Our Group is a pachinko hall operator in Japan. Customers come to our halls to play pachinko and pachislot games, one of the most popular forms of entertainment for adults in Japan. According to Yano Research, in terms of the aggregate gross pay-ins, our Group ranked 74 out of the top 600 pachinko hall operators as at 31 December 2015; and in terms of the number of halls in Japan, our Group ranked 58 out of 3,421 pachinko hall operators(1) as at 31 December 2016.
With 12 halls in the Kyushu region, we were the 7th largest pachinko hall operator(2) based on the number of halls as at 31 December 2016 and ranked the 10th in terms of aggregate gross pay-ins in the Kyushu region. We currently have 18 pachinko halls, out of which, 13 are in the Kyushu region, three in the Kanto region and one each in the Kansai region and the Chugoku region, respectively.
Our Pachinko Hall Operations
Pachinko and Pachislot Games
A pachinko machine resembles a vertical pinball machine (but without pinball flippers and with a large number of playing balls). The objective is to collect as many pachinko balls as possible, in order to exchange them for prizes at pachinko halls. The customer fires the balls into the playing field in rapid succession, while controlling the velocity of the pachinko balls by turning a handle located next to the tray. Currently, playing costs generally range from around ¥0.5 to ¥4 (including consumption tax) per ball.
A pachislot machine is similar to a traditional western slot machine, with three reels of different images in the playing field. The objective of pachislot is to collect more tokens by stopping the spinning reels such that the images on each reel match up to form a winning combination. The customer inserts tokens into the machine and pulls the start lever, which causes the three reels to begin to spin. While the reels are spinning, the customer presses the stop button under each reel to stop the corresponding reel. If, after the three reels have been stopped and the winning combination of pictures appear, the customer wins more tokens. Currently, playing costs generally range from around ¥2 to ¥20 (including consumption tax) per token.
Players aim to collect the most number of balls and tokens, which can either be exchanged for prizes or saved for subsequent visits.
Prizes provided by pachinko halls consist of:
General prizes: These are typically the types of daily goods sold in convenience stores, such as accessories, fragrances, food and snacks, household goods, drinks (including liquor), cigarettes and toys.
G-prizes: These are decorative cards with a small embedded piece of precious metal (such as gold) or coin-shaped pendants of precious metal (such as gold), and can be subsequently sold by customers to independent G-prize buyers for cash.
Our Pachinko Halls
During the course of our business development, we have established four brands, namely, “Monaco”, “K’s Plaza”, “Big Apple.” and “Big Apple.
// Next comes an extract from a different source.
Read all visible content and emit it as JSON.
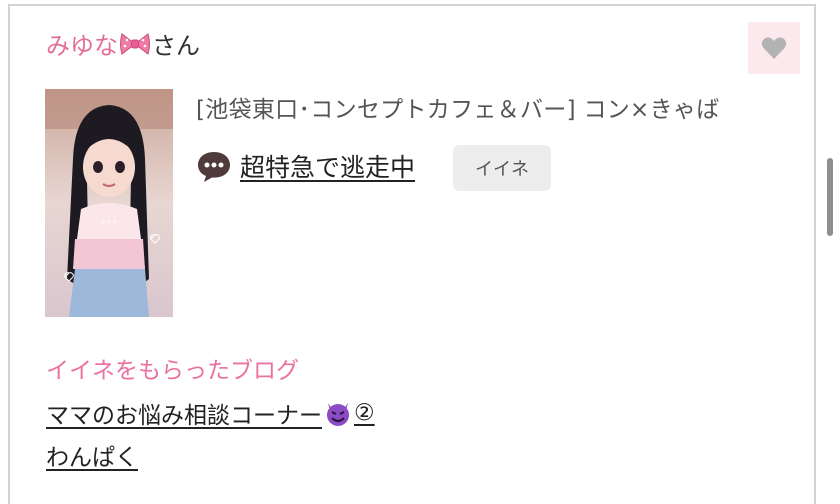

YOUPARK” to cater to customers preference and address the competition in the area. The majority of our halls provide a mix of low and high playing cost machines or just low playing cost machines. The majority of our pachinko halls have a mix of pachinko and pachislot machines, whilst some only have pachislot machines, depending on the customers’ preference in the area.
Big Apple. YOUPARK
Customers and Suppliers
As a pachinko hall operator, we have a large and diversified customer base in the regions where we operated our halls. Our suppliers consist of (1) machine suppliers; (2) G-prize wholesalers; and (3) general prize suppliers.
The pachinko industry in Japan is highly fragmented. According to Yano Research, the aggregate gross pay-ins recorded in 2015 by the top five and top ten hall operators, accounted for about 15.3% and 19.8% of the entire market respectively, while the aggregate number of halls operated by these top five and top ten operators merely represented approximately 8.9% and 11.1% of the total 10,986 halls, respectively as at 31 December 2016. As at 31 December 2016, there were only 50 hall operators that operated over 20 halls.
According to Yano Research, the pachinko industry remains relatively favorable for mid-sized pachinko hall operators with 15 to 19 halls and large-sized pachinko halls with more than 20 halls. As at 31 December 2016, there were 3,421 pachinko hall operators, of which over 95.0% were small-sized pachinko hall operators with less than 10 halls.